They never did find out what brought on the condition—perhaps it had always been there, dormant, waiting for something to coax it to the surface. Regardless of the cause, the horrible incident had at least one good result: I was determined to live the rest of my life to the fullest.
Stop Putting It Off
It was difficult to come to terms with what had happened to me. It’s still difficult looking back. I started to develop severe anxiety, because all I could think about was what if it happened again and how afraid I was of dying. I started to have incredibly vivid nightmares of lying in a casket with my children distraught in the background. I blamed myself for being so reckless with my health. Things had to change, and that had to be sooner than later.
I quit my stressful job a few months after coming out of the hospital. It was time for me to pursue my dreams and stop putting it all off until tomorrow. I had an ample amount of savings and decided I would do what made me happy from then on out.
I wanted to be a writer, a dream I’d had since childhood, and decided to start my own publication, BioGamer Girl. I had five degrees before I was 30, but not one of them was in writing. I had always let everyone else tell me what I should do, and this was the first time I was taking the reins in my own life.
I didn’t have a lot of support when I started. I freelanced for any publication that would have me and started to slowly build my writing experience. I’d decided to write about video games and movies, since those had always been a big part of my and my children’s lives. I wanted to do something we could enjoy as a family.
Today it has been over six years since I started my journey to a happier and more fulfilling life. My publication took off, and I’ve traveled the world to places like Germany, Spain and Poland to write about video games. I even had the opportunity to write for top industry publications like Fangoria, The Escapist, Geek and Sundry and Blumhouse.
My children and I even got to be in some blockbuster movies and television shows while making creations for our very own production company. We have attended red carpet events and been invited to parties with celebrities I never thought I would meet. When I was 32, I marked the last item off my bucket list, then had to make an entirely new one! I never thought I would live to complete my first list, much less make a new one.
Today Is All We Have

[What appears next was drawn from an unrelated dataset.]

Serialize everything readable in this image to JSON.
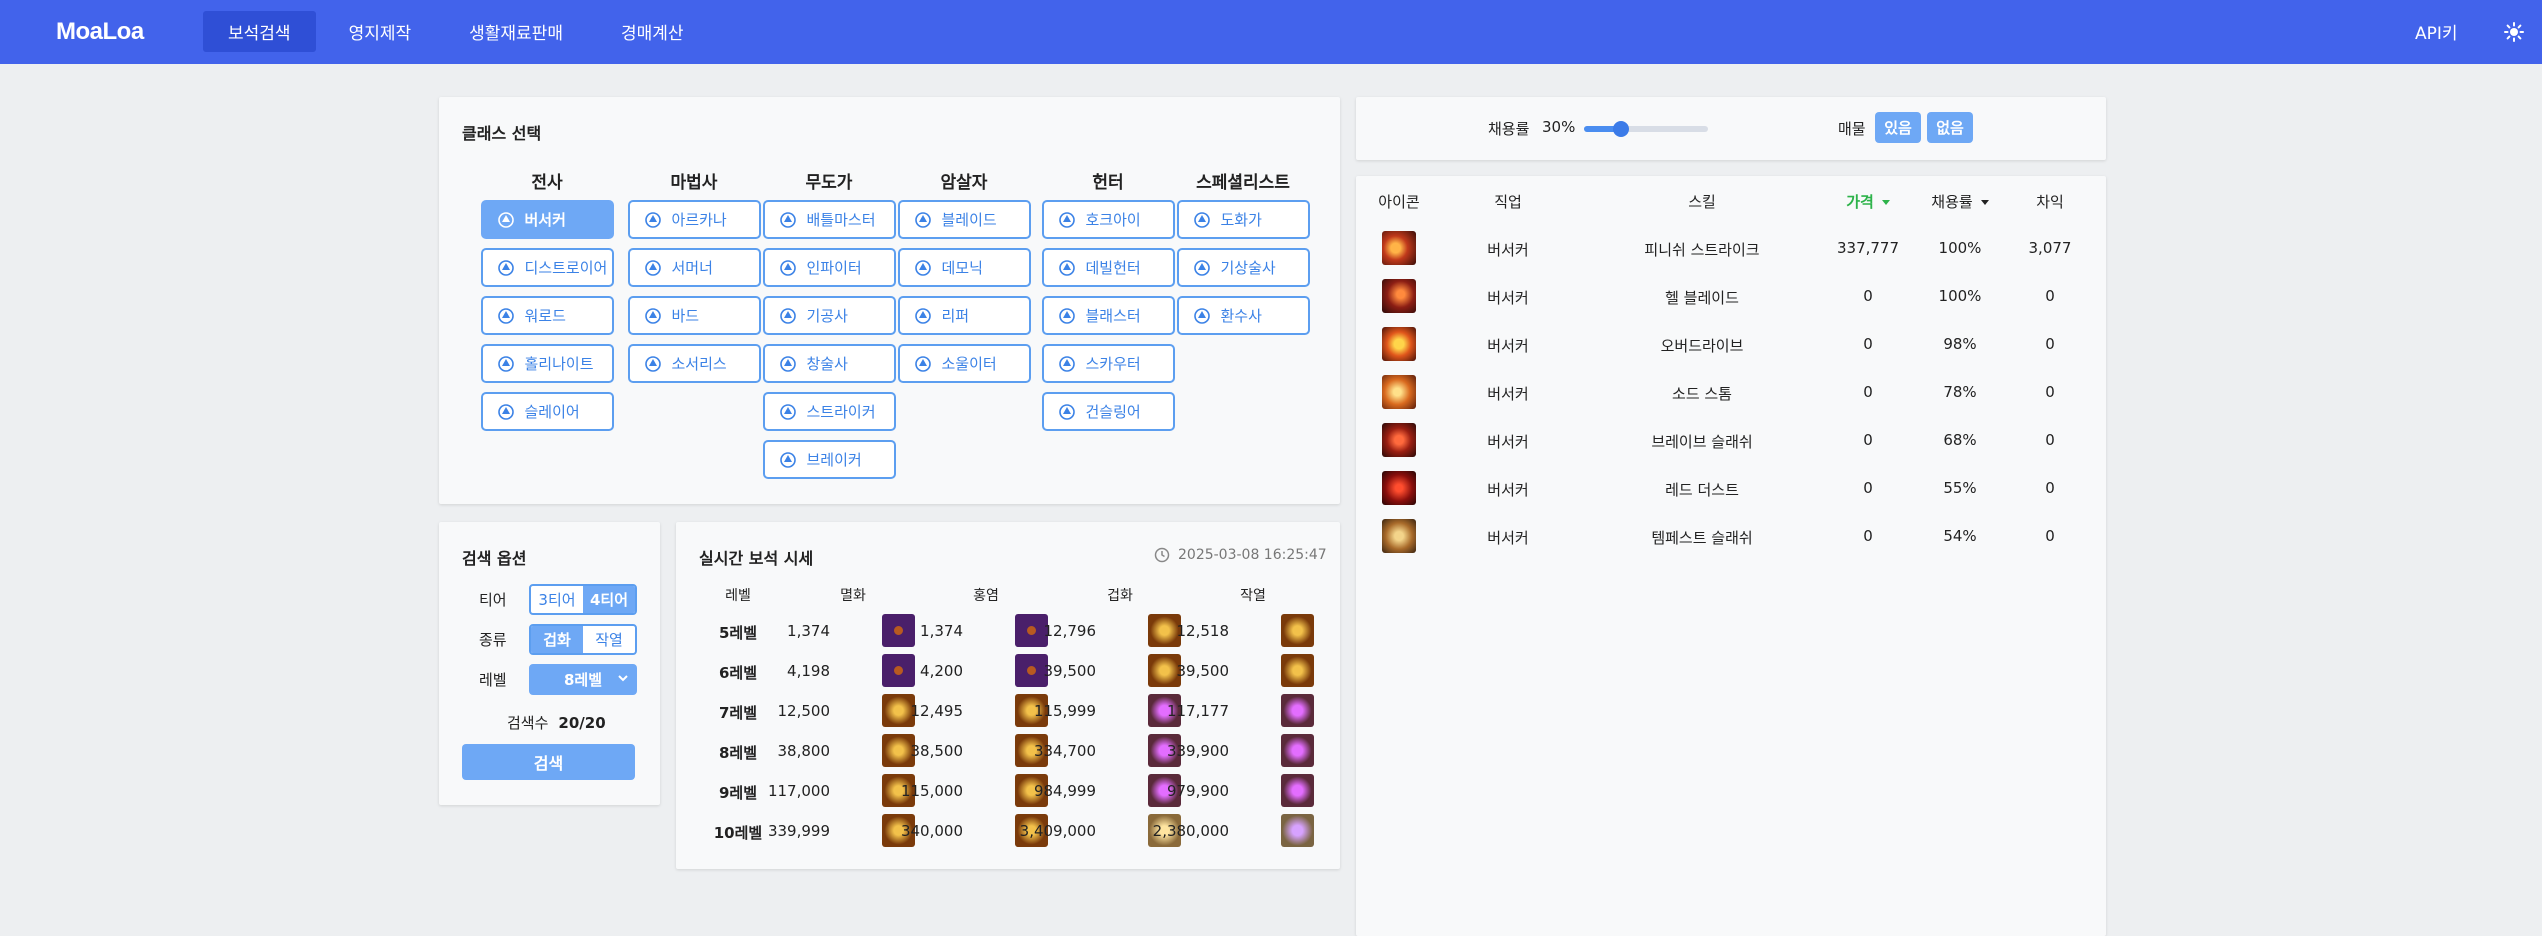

The last two years I have pursued a career in marketing and PR, with my first job in the field being for Curse, Inc., a multimedia and technology company for gamers based in Huntsville, AL. Last November I decided to venture out of video games a bit and make more of a difference in the lives of people who had endured what I had.
I’d seen an opening for a position at Excellance, Inc., a well-known maker of ambulances and emergency vehicles. The company was paving the way for a new kind of ambulance that could actually treat patients suspected of having a stroke while on scene. I was impressed by the technological advances in the mobile stroke industry and thought it was a company I could make a real difference at. I knew if we could get the word out about these lifesaving units, there would be fewer people who’d endure the pain and suffering I did.
I am now 34, and it has been over seven years since I had a stroke. I often tell people my story, and many can’t believe that happened to me. If you look at me today, there are no exterior signs of what I endured, but the memories and internal scars are still present.
Having a stroke ended up being the best thing to ever happen to me, because it showed me how fragile life really is and all I was taking for granted. That experience woke me up and put me on the road to a more fulfilling life—one I never dreamed I could have. I hope my story can help others realize their true potential and make them stop procrastinating in their own lives. Don’t put off your happiness for another day, because sometimes today is all we have.
Amanda Dyar is public relations manager for Excellance, an Alabama-based manufacturer of ambulances and emergency vehicles. Contact her at firstname.lastname@example.org.